## INSTRUCTIONS TO FOLLOW
Please retype every entry below, keeping it exactly the same.
- Opening Delimiter -
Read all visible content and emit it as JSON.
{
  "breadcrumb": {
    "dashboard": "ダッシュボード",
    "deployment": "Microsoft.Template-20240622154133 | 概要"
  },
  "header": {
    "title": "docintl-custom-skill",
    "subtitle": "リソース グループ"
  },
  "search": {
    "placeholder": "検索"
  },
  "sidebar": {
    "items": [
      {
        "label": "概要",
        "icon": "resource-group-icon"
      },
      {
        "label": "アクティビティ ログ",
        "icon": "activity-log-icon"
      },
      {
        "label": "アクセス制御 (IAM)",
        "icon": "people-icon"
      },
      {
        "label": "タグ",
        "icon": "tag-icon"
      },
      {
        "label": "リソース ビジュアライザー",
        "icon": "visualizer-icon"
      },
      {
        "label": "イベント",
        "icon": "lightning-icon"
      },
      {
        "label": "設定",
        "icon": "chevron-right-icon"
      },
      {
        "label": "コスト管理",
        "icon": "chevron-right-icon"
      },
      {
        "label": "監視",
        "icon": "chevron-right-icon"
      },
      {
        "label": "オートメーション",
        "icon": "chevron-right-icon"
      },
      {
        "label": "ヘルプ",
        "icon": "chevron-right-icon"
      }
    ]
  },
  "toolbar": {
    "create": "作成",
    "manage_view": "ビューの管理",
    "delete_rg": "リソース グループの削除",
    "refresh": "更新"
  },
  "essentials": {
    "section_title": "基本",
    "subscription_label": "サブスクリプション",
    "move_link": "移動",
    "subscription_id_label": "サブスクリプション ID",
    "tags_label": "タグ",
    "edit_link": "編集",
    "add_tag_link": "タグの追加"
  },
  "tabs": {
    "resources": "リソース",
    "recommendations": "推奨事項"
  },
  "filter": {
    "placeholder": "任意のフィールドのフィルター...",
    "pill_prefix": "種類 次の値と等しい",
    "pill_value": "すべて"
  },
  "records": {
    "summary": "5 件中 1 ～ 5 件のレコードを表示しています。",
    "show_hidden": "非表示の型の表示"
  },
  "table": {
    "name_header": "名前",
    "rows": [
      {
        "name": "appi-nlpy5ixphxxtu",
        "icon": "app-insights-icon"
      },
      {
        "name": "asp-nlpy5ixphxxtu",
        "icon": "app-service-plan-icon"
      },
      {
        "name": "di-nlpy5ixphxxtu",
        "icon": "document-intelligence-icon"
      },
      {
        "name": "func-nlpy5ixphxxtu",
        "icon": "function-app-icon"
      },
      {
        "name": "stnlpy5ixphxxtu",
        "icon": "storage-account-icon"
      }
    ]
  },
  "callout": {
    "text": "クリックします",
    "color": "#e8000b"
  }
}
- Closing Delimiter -
## SOLUTION FOR THIS PROBLEM
Read all visible content and emit it as JSON.
{
  "breadcrumb": {
    "dashboard": "ダッシュボード",
    "deployment": "Microsoft.Template-20240622154133 | 概要"
  },
  "header": {
    "title": "docintl-custom-skill",
    "subtitle": "リソース グループ"
  },
  "search": {
    "placeholder": "検索"
  },
  "sidebar": {
    "items": [
      {
        "label": "概要",
        "icon": "resource-group-icon"
      },
      {
        "label": "アクティビティ ログ",
        "icon": "activity-log-icon"
      },
      {
        "label": "アクセス制御 (IAM)",
        "icon": "people-icon"
      },
      {
        "label": "タグ",
        "icon": "tag-icon"
      },
      {
        "label": "リソース ビジュアライザー",
        "icon": "visualizer-icon"
      },
      {
        "label": "イベント",
        "icon": "lightning-icon"
      },
      {
        "label": "設定",
        "icon": "chevron-right-icon"
      },
      {
        "label": "コスト管理",
        "icon": "chevron-right-icon"
      },
      {
        "label": "監視",
        "icon": "chevron-right-icon"
      },
      {
        "label": "オートメーション",
        "icon": "chevron-right-icon"
      },
      {
        "label": "ヘルプ",
        "icon": "chevron-right-icon"
      }
    ]
  },
  "toolbar": {
    "create": "作成",
    "manage_view": "ビューの管理",
    "delete_rg": "リソース グループの削除",
    "refresh": "更新"
  },
  "essentials": {
    "section_title": "基本",
    "subscription_label": "サブスクリプション",
    "move_link": "移動",
    "subscription_id_label": "サブスクリプション ID",
    "tags_label": "タグ",
    "edit_link": "編集",
    "add_tag_link": "タグの追加"
  },
  "tabs": {
    "resources": "リソース",
    "recommendations": "推奨事項"
  },
  "filter": {
    "placeholder": "任意のフィールドのフィルター...",
    "pill_prefix": "種類 次の値と等しい",
    "pill_value": "すべて"
  },
  "records": {
    "summary": "5 件中 1 ～ 5 件のレコードを表示しています。",
    "show_hidden": "非表示の型の表示"
  },
  "table": {
    "name_header": "名前",
    "rows": [
      {
        "name": "appi-nlpy5ixphxxtu",
        "icon": "app-insights-icon"
      },
      {
        "name": "asp-nlpy5ixphxxtu",
        "icon": "app-service-plan-icon"
      },
      {
        "name": "di-nlpy5ixphxxtu",
        "icon": "document-intelligence-icon"
      },
      {
        "name": "func-nlpy5ixphxxtu",
        "icon": "function-app-icon"
      },
      {
        "name": "stnlpy5ixphxxtu",
        "icon": "storage-account-icon"
      }
    ]
  },
  "callout": {
    "text": "クリックします",
    "color": "#e8000b"
  }
}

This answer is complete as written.